Originally Posted by cadillackid
I need to insulate my carpenter bus somehow.. in florida summer I sit in the driver seat with 65,000 BTU of A/C. and the only place thats cool is where my dash vents are blowing.. in winter as I have found out this week.. I had every heater on high driving around in 0f yesterday and I was still cold except for near the heaters.. (I know laugh now you in canada seem to dig this below zero crap)...
I love the stock look too.. I may just have to install another air conditioner and more heaters in that bus to maintain comfort.. lol..
"(I know laugh now you in canada seem to dig this below zero crap)... "
Christopher, not much difference here than there, only about 200 miles north of you as the crow flies, and I only dig on below zero temps when I am sitting beside a 500* f woodstove humping away, otherwise it totally sucks! hands can't take it anymore even after working all my life in lots of outdoor conditions.

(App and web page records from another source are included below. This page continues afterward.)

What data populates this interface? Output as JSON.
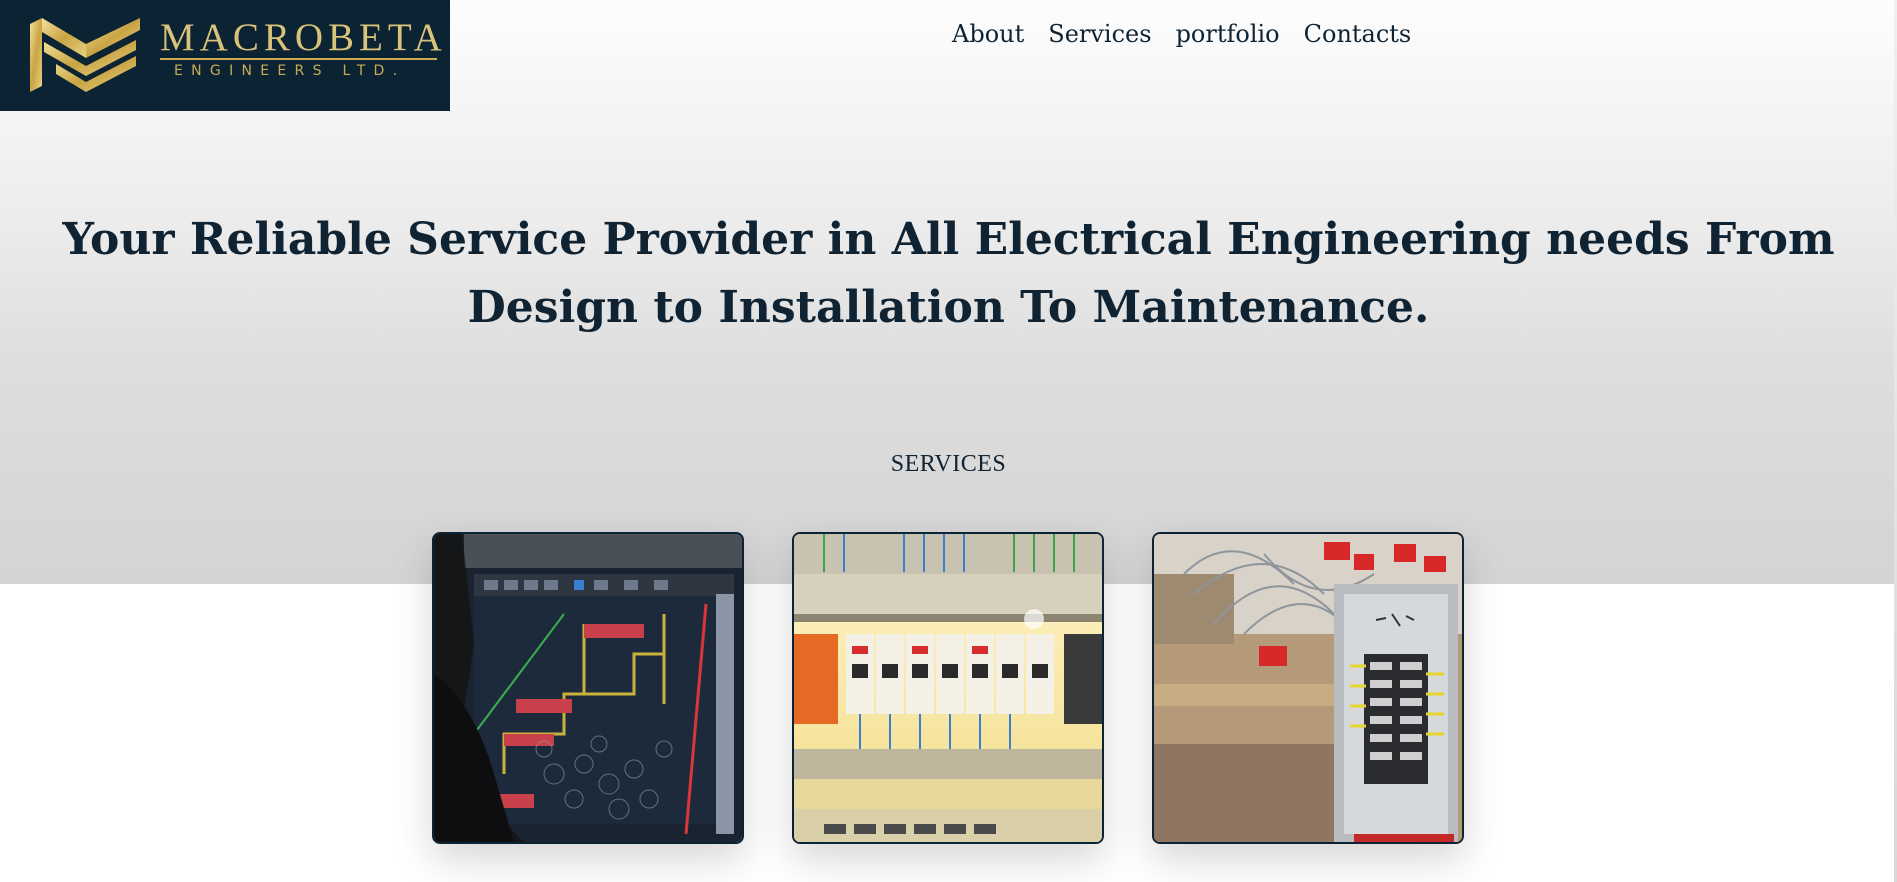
{
  "header": {
    "logo": {
      "name": "MACROBETA",
      "sub": "ENGINEERS LTD."
    },
    "nav": [
      {
        "label": "About"
      },
      {
        "label": "Services"
      },
      {
        "label": "portfolio"
      },
      {
        "label": "Contacts"
      }
    ]
  },
  "hero": {
    "headline": "Your Reliable Service Provider in All Electrical Engineering needs From Design to Installation To Maintenance."
  },
  "services": {
    "label": "SERVICES",
    "cards": [
      {
        "image": "cad-electrical-drawing-on-monitor"
      },
      {
        "image": "circuit-breaker-distribution-board"
      },
      {
        "image": "electrical-panel-with-wiring"
      }
    ]
  },
  "colors": {
    "navy": "#0c2333",
    "gold": "#d9c27a",
    "text": "#0f2333"
  }
}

The stock look is for more than looks.. remove that strength and what have you got? An accident waiting to happen is what. Those panels really stiffen it up and prevent any section from crushing in a rollover. Mine looks as good as it did as the day it came off the assembly line in that respect so I dig that part. This bus will outlive me in every aspect so just trying to keep some of the original ambience.

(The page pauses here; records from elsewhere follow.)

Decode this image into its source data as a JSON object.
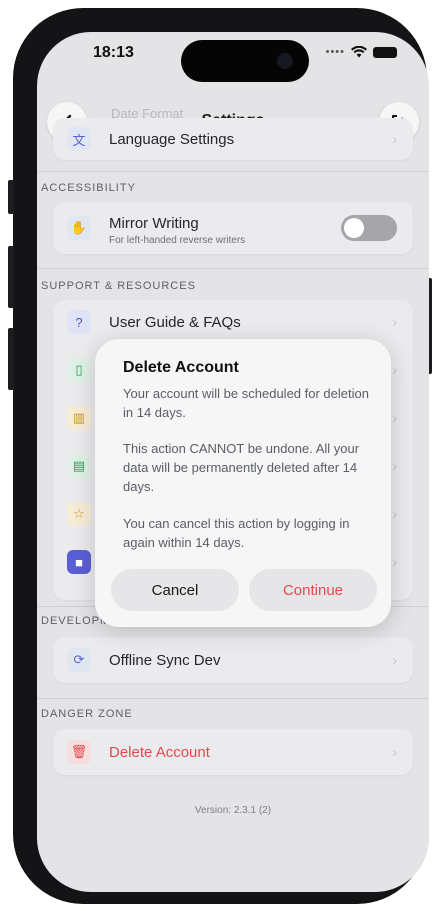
{
  "status_bar": {
    "time": "18:13"
  },
  "header": {
    "title": "Settings",
    "ghost_text": "Date Format"
  },
  "general": {
    "items": [
      {
        "label": "Language Settings",
        "icon": "translate-icon"
      }
    ]
  },
  "accessibility": {
    "heading": "ACCESSIBILITY",
    "mirror_writing": {
      "label": "Mirror Writing",
      "sublabel": "For left-handed reverse writers",
      "enabled": false
    }
  },
  "support": {
    "heading": "SUPPORT & RESOURCES",
    "items": [
      {
        "label": "User Guide & FAQs",
        "icon": "help-circle-icon"
      }
    ]
  },
  "development": {
    "heading": "DEVELOPMENT",
    "items": [
      {
        "label": "Offline Sync Dev",
        "icon": "sync-icon"
      }
    ]
  },
  "danger": {
    "heading": "DANGER ZONE",
    "items": [
      {
        "label": "Delete Account",
        "icon": "trash-icon"
      }
    ]
  },
  "version": "Version: 2.3.1 (2)",
  "dialog": {
    "title": "Delete Account",
    "p1": "Your account will be scheduled for deletion in 14 days.",
    "p2": "This action CANNOT be undone. All your data will be permanently deleted after 14 days.",
    "p3": "You can cancel this action by logging in again within 14 days.",
    "cancel_label": "Cancel",
    "continue_label": "Continue"
  },
  "colors": {
    "danger": "#e5484d",
    "accent": "#5b5fd6"
  }
}
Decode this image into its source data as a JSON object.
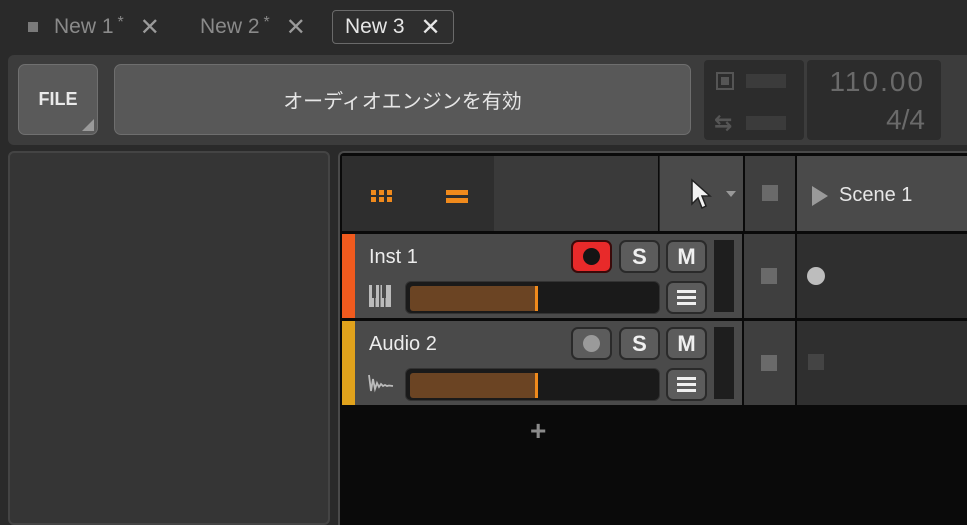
{
  "tabs": [
    {
      "label": "New 1",
      "modified": "*",
      "close": "✕"
    },
    {
      "label": "New 2",
      "modified": "*",
      "close": "✕"
    },
    {
      "label": "New 3",
      "modified": "",
      "close": "✕"
    }
  ],
  "header": {
    "file_label": "FILE",
    "engine_label": "オーディオエンジンを有効",
    "tempo": "110.00",
    "time_signature": "4/4"
  },
  "arranger": {
    "scene_label": "Scene 1",
    "add_track": "+"
  },
  "tracks": [
    {
      "name": "Inst 1",
      "color": "#f05a1e",
      "record_armed": true,
      "solo": "S",
      "mute": "M",
      "volume": 0.52,
      "clip": "circle"
    },
    {
      "name": "Audio 2",
      "color": "#e0a21c",
      "record_armed": false,
      "solo": "S",
      "mute": "M",
      "volume": 0.52,
      "clip": "empty"
    }
  ],
  "colors": {
    "accent": "#f08a1c",
    "record": "#e82a2a"
  },
  "icons": {
    "grid": "clip-launcher-grid-icon",
    "list": "arranger-list-icon",
    "pointer": "pointer-tool-icon",
    "play": "scene-play-icon",
    "piano": "instrument-track-icon",
    "waveform": "audio-track-icon",
    "cpu": "cpu-meter-icon",
    "io": "io-transfer-icon"
  }
}
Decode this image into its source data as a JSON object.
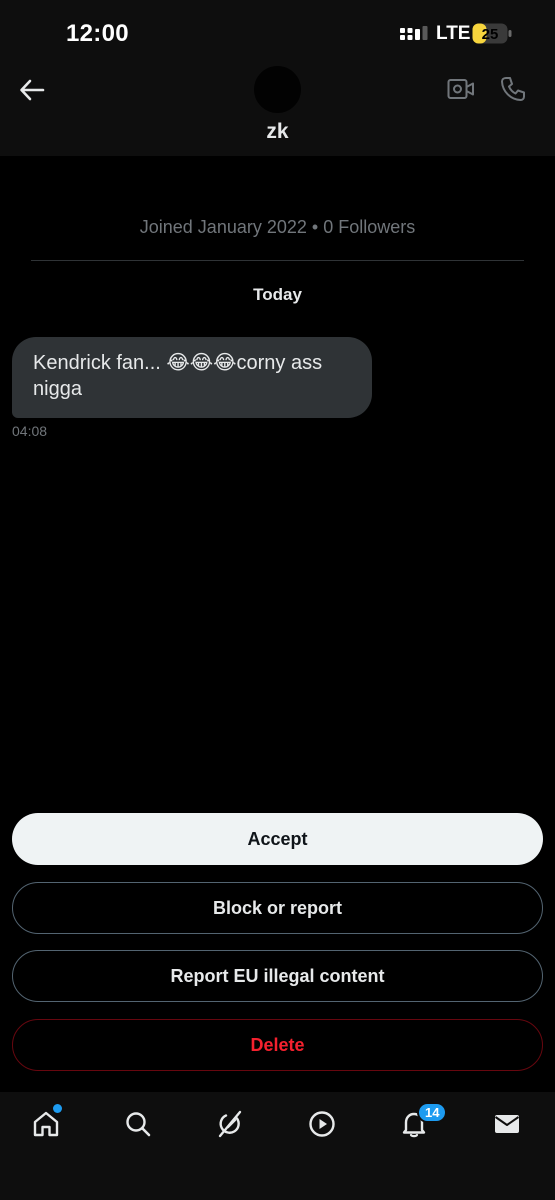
{
  "status_bar": {
    "time": "12:00",
    "network": "LTE",
    "battery": "25",
    "battery_level_percent": 25,
    "icons": [
      "signal-icon",
      "battery-icon"
    ]
  },
  "header": {
    "contact_name": "zk",
    "icons": [
      "back-arrow-icon",
      "video-call-icon",
      "phone-icon"
    ]
  },
  "profile_info": "Joined January 2022 • 0 Followers",
  "date_separator": "Today",
  "message": {
    "text": "Kendrick fan... 😂😂😂corny ass nigga",
    "time": "04:08"
  },
  "actions": {
    "accept": "Accept",
    "block_or_report": "Block or report",
    "report_eu": "Report EU illegal content",
    "delete": "Delete"
  },
  "bottom_nav": {
    "notification_count": "14",
    "icons": [
      "home-icon",
      "search-icon",
      "grok-icon",
      "video-play-icon",
      "bell-icon",
      "mail-icon"
    ]
  },
  "colors": {
    "accent": "#1d9bf0",
    "danger": "#f4212e",
    "bubble": "#2f3336",
    "battery": "#f7d53d"
  }
}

Have you looked at how they do window coverings for yachts? They use different methods of fastening in those plastic type windows etc. You could do that in your bus for the a/c. Make a curtain behind the driver area and retain that a/c where you need it. They can be fastened with velcro, zippers or snap buttons and are removeable if need be.

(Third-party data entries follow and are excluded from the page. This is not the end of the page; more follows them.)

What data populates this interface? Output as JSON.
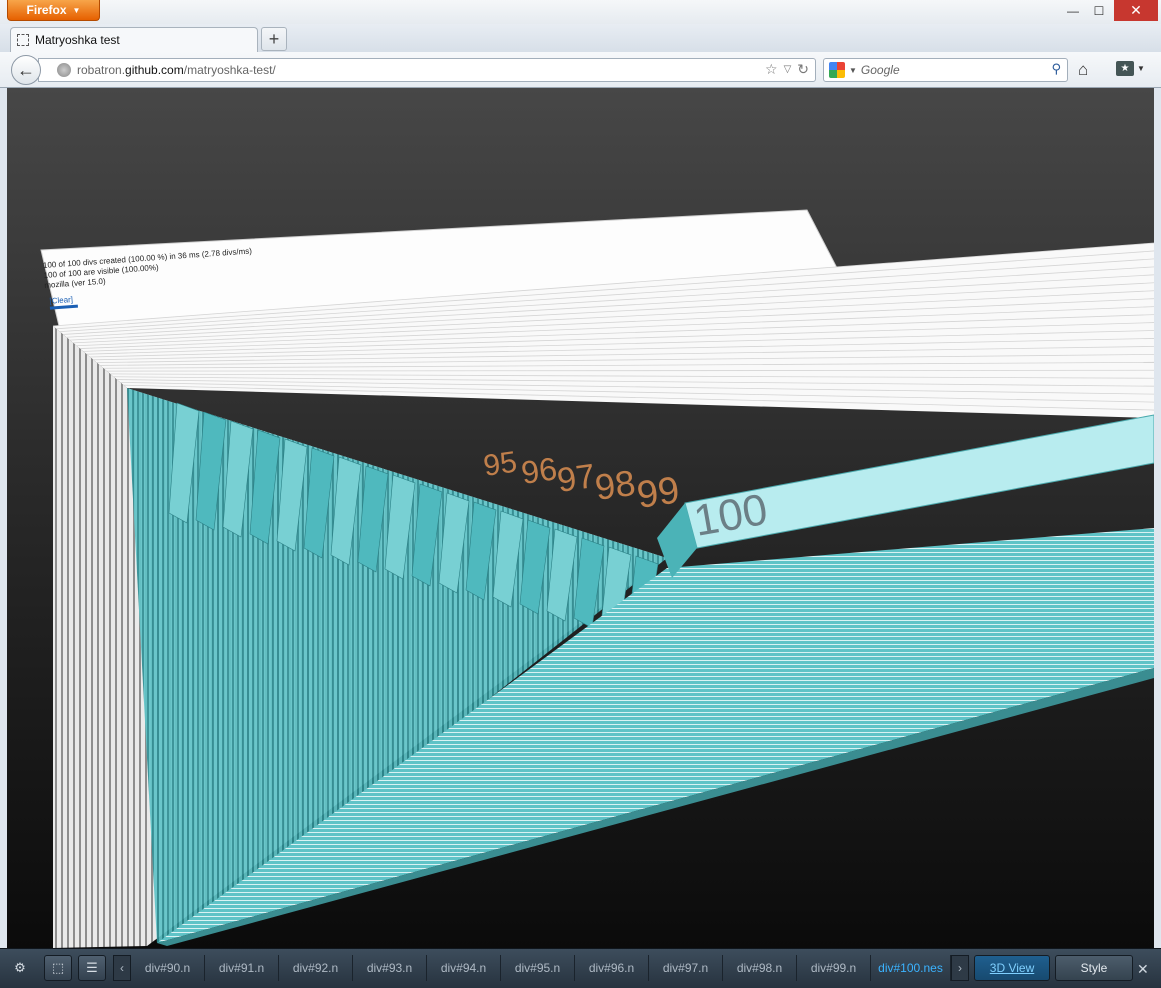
{
  "browser": {
    "app_button": "Firefox",
    "window_controls": {
      "minimize": "—",
      "maximize": "☐",
      "close": "✕"
    }
  },
  "tabs": [
    {
      "title": "Matryoshka test"
    }
  ],
  "new_tab_label": "+",
  "address": {
    "prefix": "robatron.",
    "domain": "github.com",
    "path": "/matryoshka-test/"
  },
  "search": {
    "placeholder": "Google"
  },
  "page": {
    "stats": [
      "100 of 100 divs created (100.00 %) in 36 ms (2.78 divs/ms)",
      "100 of 100 are visible (100.00%)",
      "mozilla (ver 15.0)"
    ],
    "clear_label": "[Clear]",
    "visible_numbers": [
      "95",
      "96",
      "97",
      "98",
      "99",
      "100"
    ]
  },
  "devtools": {
    "breadcrumbs": [
      "div#90.n",
      "div#91.n",
      "div#92.n",
      "div#93.n",
      "div#94.n",
      "div#95.n",
      "div#96.n",
      "div#97.n",
      "div#98.n",
      "div#99.n",
      "div#100.nes"
    ],
    "selected_index": 10,
    "view_3d": "3D View",
    "style": "Style",
    "close": "✕"
  },
  "colors": {
    "accent_teal": "#5fc3c7",
    "inner_box": "#b8ecef",
    "selected_crumb": "#3bb3ff",
    "firefox_orange": "#e66000"
  }
}
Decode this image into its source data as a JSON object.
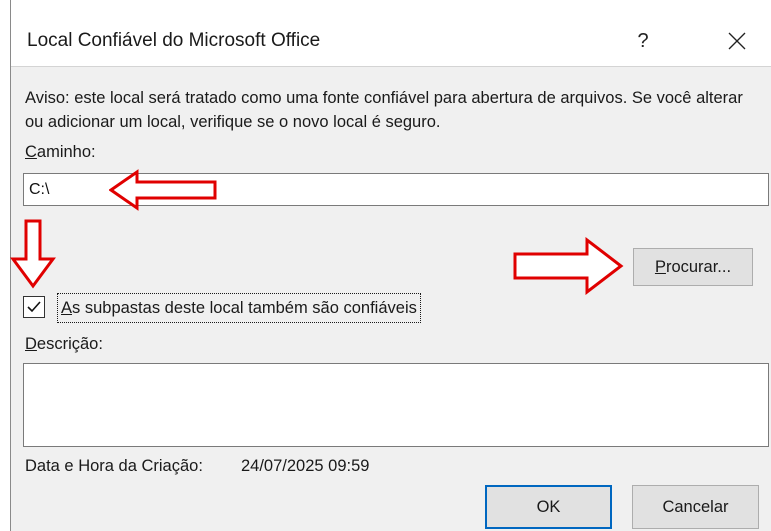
{
  "window": {
    "title": "Local Confiável do Microsoft Office",
    "help_label": "?",
    "close_icon": "close-icon"
  },
  "warning": {
    "text": "Aviso: este local será tratado como uma fonte confiável para abertura de arquivos. Se você alterar ou adicionar um local, verifique se o novo local é seguro."
  },
  "path": {
    "label_access_key": "C",
    "label_rest": "aminho:",
    "value": "C:\\"
  },
  "browse": {
    "access_key": "P",
    "label_rest": "rocurar..."
  },
  "subfolders": {
    "checked": true,
    "access_key": "A",
    "label_rest": "s subpastas deste local também são confiáveis"
  },
  "description": {
    "label_access_key": "D",
    "label_rest": "escrição:",
    "value": ""
  },
  "created": {
    "label": "Data e Hora da Criação:",
    "value": "24/07/2025 09:59"
  },
  "buttons": {
    "ok": "OK",
    "cancel": "Cancelar"
  },
  "colors": {
    "annotation_arrow": "#e00000",
    "default_button_border": "#0067c0",
    "dialog_background": "#f0f0f0"
  }
}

On mine, I built a wall directly behind the driver seat and across enclosing the stairwell too. I put a 2" wooden door with decorative window cutouts to separate the main cabin from the driver. The driver area has a 10kbtu
home a/c centered above the windshield as high as I dared go, so no trouble keeping cool while driving.
Also, am just now experimenting a bit with a material called "Reflectrix" I think. Like foil both sides but redirects heat back at the firewall. This old Cat gets warm but not unbearable up here. Lining the whole area below the dash.
I tried this stuff laying it on the hot woodstove top to test. One side is 500*at the stovetop. The stuff is like 3/16" thick and is barely warm on the side exposed to the air. Diggin on that for sure. So you might try a few things like that.
By the way, how was that lasagna the other day? Made me hungry you bugger!